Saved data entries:
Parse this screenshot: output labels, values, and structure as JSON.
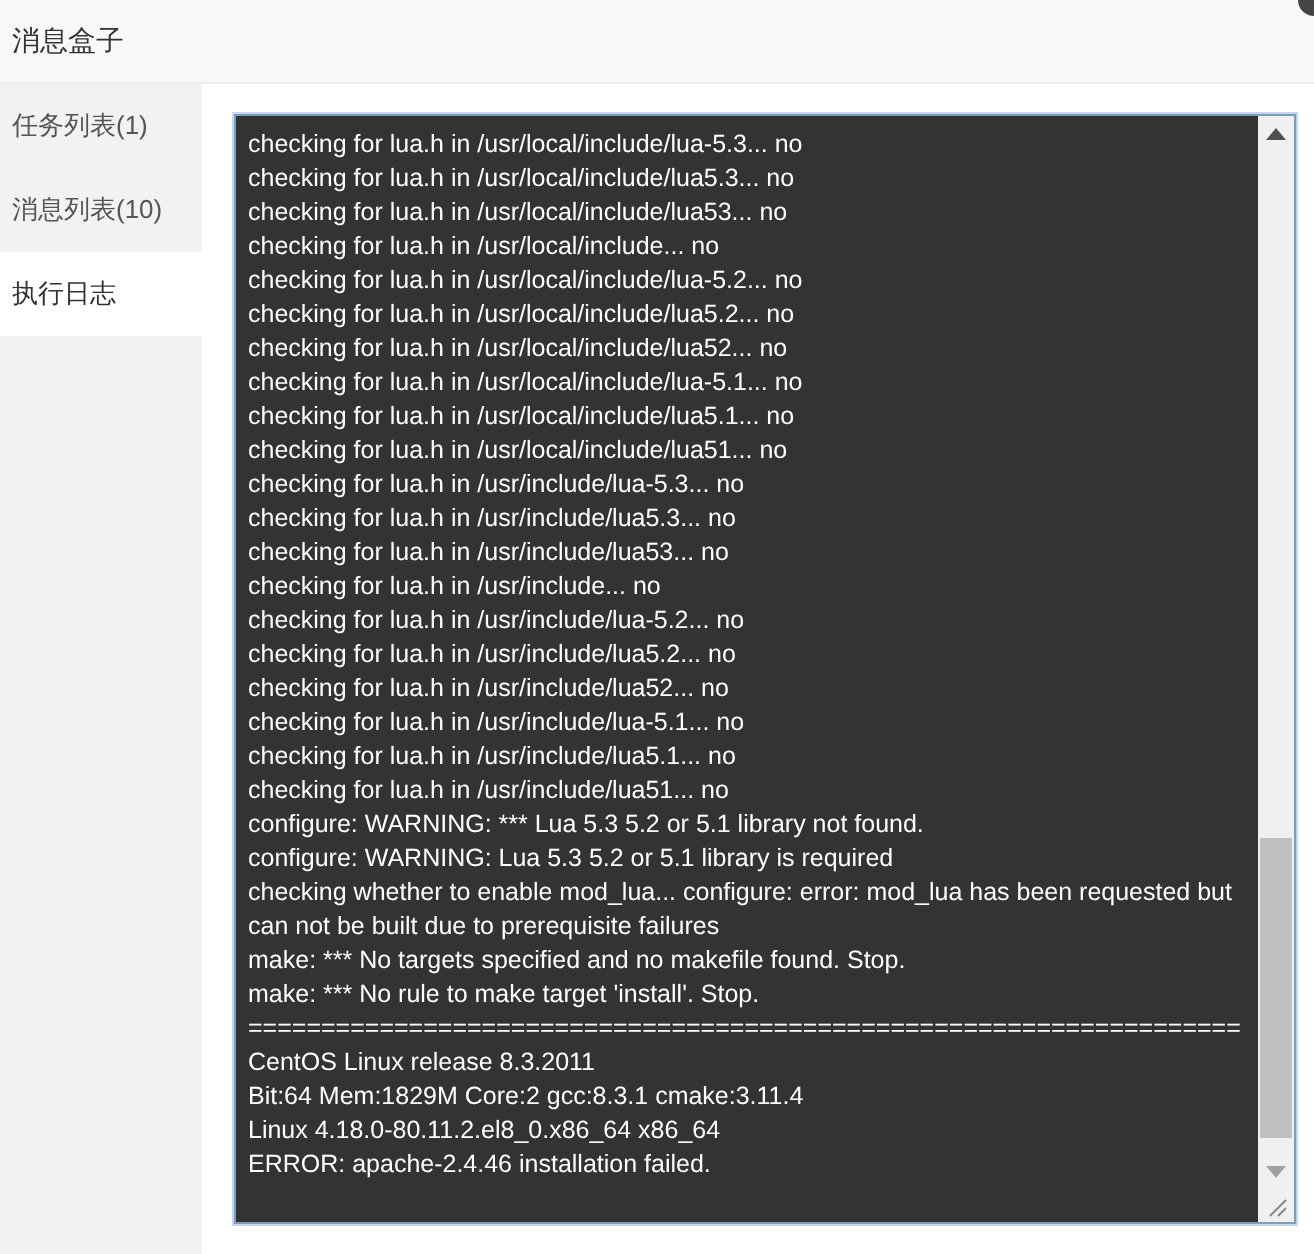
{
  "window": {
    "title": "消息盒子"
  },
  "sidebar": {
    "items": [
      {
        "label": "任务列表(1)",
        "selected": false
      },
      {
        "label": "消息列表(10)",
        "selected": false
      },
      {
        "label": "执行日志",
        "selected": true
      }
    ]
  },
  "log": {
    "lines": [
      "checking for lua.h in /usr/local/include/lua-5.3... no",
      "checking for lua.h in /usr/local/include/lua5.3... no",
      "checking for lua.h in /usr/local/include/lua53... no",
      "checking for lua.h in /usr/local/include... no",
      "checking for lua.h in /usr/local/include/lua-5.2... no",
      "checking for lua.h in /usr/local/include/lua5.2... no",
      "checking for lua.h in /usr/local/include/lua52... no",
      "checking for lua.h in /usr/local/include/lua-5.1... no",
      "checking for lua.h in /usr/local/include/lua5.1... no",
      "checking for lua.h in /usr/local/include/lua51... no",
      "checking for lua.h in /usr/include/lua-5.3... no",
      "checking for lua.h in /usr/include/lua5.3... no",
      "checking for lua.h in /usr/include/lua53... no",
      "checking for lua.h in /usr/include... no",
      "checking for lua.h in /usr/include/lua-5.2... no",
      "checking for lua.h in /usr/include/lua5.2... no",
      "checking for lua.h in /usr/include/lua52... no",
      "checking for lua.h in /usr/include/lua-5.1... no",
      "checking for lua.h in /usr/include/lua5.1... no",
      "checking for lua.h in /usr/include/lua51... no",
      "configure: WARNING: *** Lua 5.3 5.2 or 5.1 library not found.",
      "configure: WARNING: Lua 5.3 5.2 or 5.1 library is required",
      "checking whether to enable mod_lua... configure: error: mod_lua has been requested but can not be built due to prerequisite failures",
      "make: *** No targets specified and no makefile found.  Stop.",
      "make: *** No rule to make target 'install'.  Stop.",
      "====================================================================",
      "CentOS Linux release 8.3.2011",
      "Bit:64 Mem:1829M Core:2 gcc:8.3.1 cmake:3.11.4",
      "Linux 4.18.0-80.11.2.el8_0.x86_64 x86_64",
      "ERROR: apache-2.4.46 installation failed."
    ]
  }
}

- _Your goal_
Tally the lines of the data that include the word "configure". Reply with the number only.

- _Result of the exercise_
3